IDAHO FALLS — Twenty-two years ago, on September 14, Amber Hoopes went missing in Bonneville County.
Hoopes had been staying with her grandparents next door to a business called Classic Auto Body on East Lincoln Road. She was working late inside the body shop that evening.
She never returned home, and when her grandparents went to check on her, she was gone. According to the Bonneville County Sheriff’s Office, deputies believe Hoopes was abducted.
“Sept. 14, 2001 was the day my niece was abducted,” said Audra Burgener on Thursday during an event in Idaho Falls. “It not only marks the anniversary of her abduction but it is now proclaimed as Idaho Missing Persons Day and also the day chosen on bringing awareness, education and community outreach.”
Burgener was one of a handful of people who spoke at an awareness service for people who have disappeared. The service happened outside the Bonneville County courthouse on Thursday. Dozens of people gathered to show respect and honor those who have gone missing in Idaho.
The Hoopes case was the catalyst in marking Sept. 14 as Idaho Missing Persons Day and was first signed and authorized via proclamation by Gov. James Risch in 2006.
“There’s more than 130 missing persons cases throughout the state and nine of those missing persons are from Bonneville County,” said Bonneville County Sheriff’s Office Sgt. Bryan Lovell.
He read the names and the age they were when they went missing:
- Donald Butler, 59
- Rex Hill, 6
- Toni Schiess, 10
- Laddie Schiess, 38
- Larry Hill, 38
- Randall Leach, 20
- Wayne Heath, 37
- Darwin Vest, 48
- Amber Hoopes, 20
Sgt. Lovell invited everyone to join him in a moment of silence to remember those missing.
“The fact that we are here is a somber moment, a somber reason but the fact that we are all here is also a fantastic reason because the fact that we are all here means that everybody here remembers,” said Bonneville County Sheriff’s Office Capt. Tony Glenn.
Glenn added that from the sheriff’s office perspective, investigators come and go, while some retire. One thing that doesn’t change is their dedication to the cases that involve all those that are missing. New eyes are on the cases while the sheriff’s office reassigns new investigators, Glenn explained.
Retired Bonneville County Sheriff Paul Wilde said the sheriff’s office is committed to helping find the people who are missing.
“We remember these names and we remember these people and we commit to them,” Wilde said. “I don’t let a day go by that I don’t hear and talk to people and realize that these cases are still very much part of our community and we will continue to work these cases even after we are gone.”
Emily Downey from the “She’s Missing” podcast said Sept. 14 is about honoring those who have gone missing and acknowledging pain that families have gone through.
She added that there are ways the public can help in missing persons cases.
“What often gets overlooked is the power that each one of us has to assist in these investigations.
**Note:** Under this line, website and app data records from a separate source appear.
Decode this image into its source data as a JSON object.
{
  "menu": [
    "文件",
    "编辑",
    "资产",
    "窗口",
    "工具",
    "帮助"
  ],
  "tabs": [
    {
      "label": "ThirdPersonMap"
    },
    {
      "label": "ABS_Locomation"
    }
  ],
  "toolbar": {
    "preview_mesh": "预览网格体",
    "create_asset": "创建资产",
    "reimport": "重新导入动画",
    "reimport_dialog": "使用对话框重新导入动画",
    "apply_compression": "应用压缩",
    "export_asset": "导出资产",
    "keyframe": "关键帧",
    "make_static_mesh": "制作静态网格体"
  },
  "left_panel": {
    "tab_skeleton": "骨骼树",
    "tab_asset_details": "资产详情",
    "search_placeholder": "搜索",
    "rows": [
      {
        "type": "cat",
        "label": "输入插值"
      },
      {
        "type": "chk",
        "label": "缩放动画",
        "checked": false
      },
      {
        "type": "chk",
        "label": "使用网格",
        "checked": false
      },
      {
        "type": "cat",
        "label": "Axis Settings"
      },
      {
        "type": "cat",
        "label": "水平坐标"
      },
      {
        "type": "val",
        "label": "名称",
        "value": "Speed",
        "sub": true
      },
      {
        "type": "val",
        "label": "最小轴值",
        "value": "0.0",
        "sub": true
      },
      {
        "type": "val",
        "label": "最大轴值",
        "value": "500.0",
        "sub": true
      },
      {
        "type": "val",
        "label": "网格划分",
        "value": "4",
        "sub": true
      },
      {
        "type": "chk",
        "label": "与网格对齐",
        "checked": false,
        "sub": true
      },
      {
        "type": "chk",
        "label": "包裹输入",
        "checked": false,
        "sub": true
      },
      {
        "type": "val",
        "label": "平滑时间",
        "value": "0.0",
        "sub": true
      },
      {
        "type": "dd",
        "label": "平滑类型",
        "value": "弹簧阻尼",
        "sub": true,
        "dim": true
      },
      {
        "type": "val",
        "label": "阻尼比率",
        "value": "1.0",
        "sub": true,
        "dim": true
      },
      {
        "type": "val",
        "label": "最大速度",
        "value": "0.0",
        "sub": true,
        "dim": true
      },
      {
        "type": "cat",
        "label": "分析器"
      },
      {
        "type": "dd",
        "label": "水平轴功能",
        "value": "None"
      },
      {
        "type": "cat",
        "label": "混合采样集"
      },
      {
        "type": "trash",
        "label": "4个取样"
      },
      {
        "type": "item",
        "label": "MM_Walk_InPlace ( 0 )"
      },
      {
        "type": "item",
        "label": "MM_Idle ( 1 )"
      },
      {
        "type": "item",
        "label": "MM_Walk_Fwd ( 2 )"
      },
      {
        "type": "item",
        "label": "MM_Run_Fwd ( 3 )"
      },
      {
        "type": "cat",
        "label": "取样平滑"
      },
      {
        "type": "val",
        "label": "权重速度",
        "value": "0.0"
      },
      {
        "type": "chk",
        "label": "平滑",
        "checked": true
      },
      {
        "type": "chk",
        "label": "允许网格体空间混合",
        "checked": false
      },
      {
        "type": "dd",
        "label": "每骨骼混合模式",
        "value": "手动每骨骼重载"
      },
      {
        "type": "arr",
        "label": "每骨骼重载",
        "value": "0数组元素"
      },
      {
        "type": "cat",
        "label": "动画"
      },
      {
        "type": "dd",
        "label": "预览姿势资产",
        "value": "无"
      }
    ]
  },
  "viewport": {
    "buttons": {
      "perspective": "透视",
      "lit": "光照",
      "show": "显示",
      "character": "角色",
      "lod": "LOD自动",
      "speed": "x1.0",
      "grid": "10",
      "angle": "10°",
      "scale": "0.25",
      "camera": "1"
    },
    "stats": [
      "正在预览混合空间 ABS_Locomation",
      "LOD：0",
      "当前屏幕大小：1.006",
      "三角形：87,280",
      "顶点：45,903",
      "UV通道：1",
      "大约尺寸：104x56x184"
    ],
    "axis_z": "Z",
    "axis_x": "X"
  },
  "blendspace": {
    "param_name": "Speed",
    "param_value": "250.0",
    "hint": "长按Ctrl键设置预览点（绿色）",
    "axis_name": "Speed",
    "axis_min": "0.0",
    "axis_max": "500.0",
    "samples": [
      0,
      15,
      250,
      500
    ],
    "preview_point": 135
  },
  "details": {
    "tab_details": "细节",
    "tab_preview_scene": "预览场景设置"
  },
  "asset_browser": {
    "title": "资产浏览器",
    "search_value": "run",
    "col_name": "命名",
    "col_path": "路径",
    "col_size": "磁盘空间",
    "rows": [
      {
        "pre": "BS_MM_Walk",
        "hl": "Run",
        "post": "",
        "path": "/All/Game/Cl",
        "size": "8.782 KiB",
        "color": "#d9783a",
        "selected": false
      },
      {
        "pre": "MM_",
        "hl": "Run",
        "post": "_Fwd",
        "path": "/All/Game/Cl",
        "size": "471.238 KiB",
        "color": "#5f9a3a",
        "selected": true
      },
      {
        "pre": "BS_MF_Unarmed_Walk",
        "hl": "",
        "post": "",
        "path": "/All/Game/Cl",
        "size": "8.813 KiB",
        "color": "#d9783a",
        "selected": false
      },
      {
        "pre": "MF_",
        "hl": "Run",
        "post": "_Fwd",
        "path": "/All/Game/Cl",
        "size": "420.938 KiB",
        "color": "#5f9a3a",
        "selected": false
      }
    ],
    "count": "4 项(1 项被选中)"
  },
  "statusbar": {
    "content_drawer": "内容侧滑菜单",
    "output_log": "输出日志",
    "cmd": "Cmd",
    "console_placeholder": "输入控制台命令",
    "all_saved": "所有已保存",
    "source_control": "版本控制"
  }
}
We can help with the searches, we can help with distributing flyers, organizing community efforts, and even offer emotional support to the families going through a horrendous ordeal,” Downey said.
Hoopes, along with the eight other missing persons cases that were mentioned at the service, continue to be active cases.
If you have any information about any of the cases, call the Bonneville County Sheriff’s Office at (208) 529-1200 or report anonymously to East Idaho Crime Stoppers online or download the P3tips app on your mobile device.